The task: Type out each record word for word. Pictures stay out.

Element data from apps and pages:

========================================================================

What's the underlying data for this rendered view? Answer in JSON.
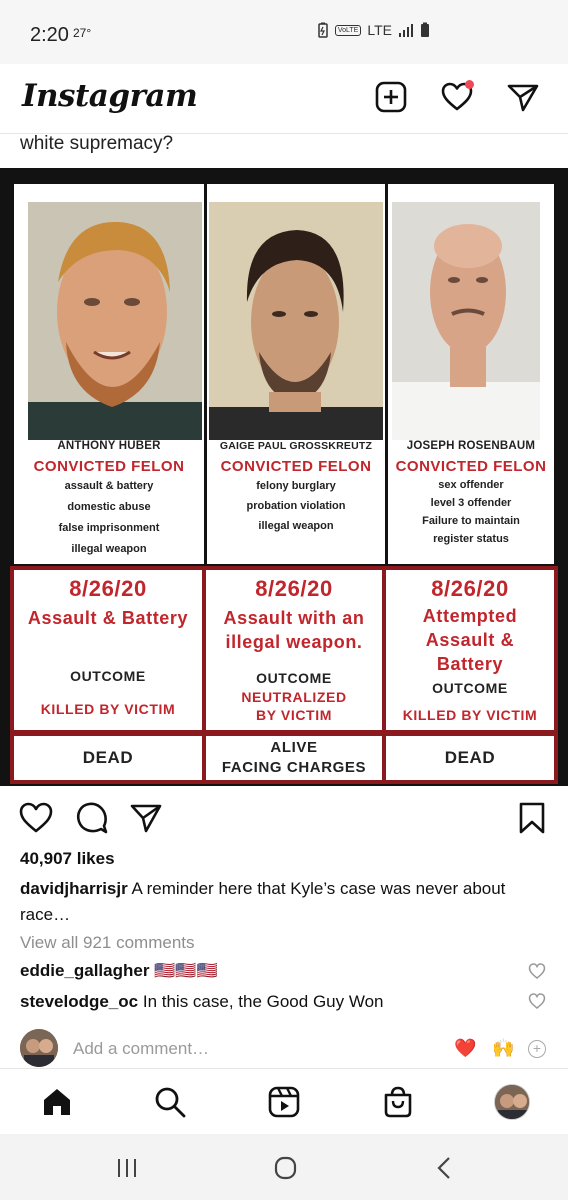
{
  "status_bar": {
    "time": "2:20",
    "temperature": "27°",
    "network": "LTE",
    "volte": "VoLTE"
  },
  "header": {
    "app_name": "Instagram",
    "icons": [
      "new-post-icon",
      "activity-heart-icon",
      "direct-message-icon"
    ],
    "notification_dot_color": "#ed4956"
  },
  "caption_top": "white supremacy?",
  "post_image": {
    "people": [
      {
        "name": "ANTHONY HUBER",
        "status": "CONVICTED FELON",
        "crimes": [
          "assault & battery",
          "domestic abuse",
          "false imprisonment",
          "illegal weapon"
        ],
        "date": "8/26/20",
        "incident": [
          "Assault & Battery"
        ],
        "outcome_label": "OUTCOME",
        "outcome": [
          "KILLED BY VICTIM"
        ],
        "final": [
          "DEAD"
        ]
      },
      {
        "name": "GAIGE PAUL GROSSKREUTZ",
        "status": "CONVICTED FELON",
        "crimes": [
          "felony burglary",
          "probation violation",
          "illegal weapon"
        ],
        "date": "8/26/20",
        "incident": [
          "Assault with  an",
          "illegal weapon."
        ],
        "outcome_label": "OUTCOME",
        "outcome": [
          "NEUTRALIZED",
          "BY VICTIM"
        ],
        "final": [
          "ALIVE",
          "FACING CHARGES"
        ]
      },
      {
        "name": "JOSEPH ROSENBAUM",
        "status": "CONVICTED FELON",
        "crimes": [
          "sex offender",
          "level 3 offender",
          "Failure to maintain",
          "register  status"
        ],
        "date": "8/26/20",
        "incident": [
          "Attempted",
          "Assault &",
          "Battery"
        ],
        "outcome_label": "OUTCOME",
        "outcome": [
          "KILLED BY VICTIM"
        ],
        "final": [
          "DEAD"
        ]
      }
    ],
    "accent_red": "#c0262c"
  },
  "actions": {
    "icons": [
      "like-heart-icon",
      "comment-icon",
      "share-icon",
      "save-bookmark-icon"
    ]
  },
  "likes": "40,907 likes",
  "caption": {
    "username": "davidjharrisjr",
    "text": "A reminder here that Kyle’s case was never about race…"
  },
  "view_all_comments": "View all 921 comments",
  "comments": [
    {
      "username": "eddie_gallagher",
      "text": "🇺🇸🇺🇸🇺🇸"
    },
    {
      "username": "stevelodge_oc",
      "text": "In this case, the Good Guy Won"
    }
  ],
  "add_comment": {
    "placeholder": "Add a comment…",
    "quick_emojis": [
      "❤️",
      "🙌"
    ]
  },
  "tab_bar": {
    "icons": [
      "home-icon",
      "search-icon",
      "reels-icon",
      "shop-icon",
      "profile-avatar"
    ]
  },
  "nav_bar": {
    "icons": [
      "recent-apps-icon",
      "home-circle-icon",
      "back-icon"
    ]
  }
}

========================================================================

Solution for this exercise:
What's the underlying data for this rendered view? Answer in JSON.
{
  "status_bar": {
    "time": "2:20",
    "temperature": "27°",
    "network": "LTE",
    "volte": "VoLTE"
  },
  "header": {
    "app_name": "Instagram",
    "icons": [
      "new-post-icon",
      "activity-heart-icon",
      "direct-message-icon"
    ],
    "notification_dot_color": "#ed4956"
  },
  "caption_top": "white supremacy?",
  "post_image": {
    "people": [
      {
        "name": "ANTHONY HUBER",
        "status": "CONVICTED FELON",
        "crimes": [
          "assault & battery",
          "domestic abuse",
          "false imprisonment",
          "illegal weapon"
        ],
        "date": "8/26/20",
        "incident": [
          "Assault & Battery"
        ],
        "outcome_label": "OUTCOME",
        "outcome": [
          "KILLED BY VICTIM"
        ],
        "final": [
          "DEAD"
        ]
      },
      {
        "name": "GAIGE PAUL GROSSKREUTZ",
        "status": "CONVICTED FELON",
        "crimes": [
          "felony burglary",
          "probation violation",
          "illegal weapon"
        ],
        "date": "8/26/20",
        "incident": [
          "Assault with  an",
          "illegal weapon."
        ],
        "outcome_label": "OUTCOME",
        "outcome": [
          "NEUTRALIZED",
          "BY VICTIM"
        ],
        "final": [
          "ALIVE",
          "FACING CHARGES"
        ]
      },
      {
        "name": "JOSEPH ROSENBAUM",
        "status": "CONVICTED FELON",
        "crimes": [
          "sex offender",
          "level 3 offender",
          "Failure to maintain",
          "register  status"
        ],
        "date": "8/26/20",
        "incident": [
          "Attempted",
          "Assault &",
          "Battery"
        ],
        "outcome_label": "OUTCOME",
        "outcome": [
          "KILLED BY VICTIM"
        ],
        "final": [
          "DEAD"
        ]
      }
    ],
    "accent_red": "#c0262c"
  },
  "actions": {
    "icons": [
      "like-heart-icon",
      "comment-icon",
      "share-icon",
      "save-bookmark-icon"
    ]
  },
  "likes": "40,907 likes",
  "caption": {
    "username": "davidjharrisjr",
    "text": "A reminder here that Kyle’s case was never about race…"
  },
  "view_all_comments": "View all 921 comments",
  "comments": [
    {
      "username": "eddie_gallagher",
      "text": "🇺🇸🇺🇸🇺🇸"
    },
    {
      "username": "stevelodge_oc",
      "text": "In this case, the Good Guy Won"
    }
  ],
  "add_comment": {
    "placeholder": "Add a comment…",
    "quick_emojis": [
      "❤️",
      "🙌"
    ]
  },
  "tab_bar": {
    "icons": [
      "home-icon",
      "search-icon",
      "reels-icon",
      "shop-icon",
      "profile-avatar"
    ]
  },
  "nav_bar": {
    "icons": [
      "recent-apps-icon",
      "home-circle-icon",
      "back-icon"
    ]
  }
}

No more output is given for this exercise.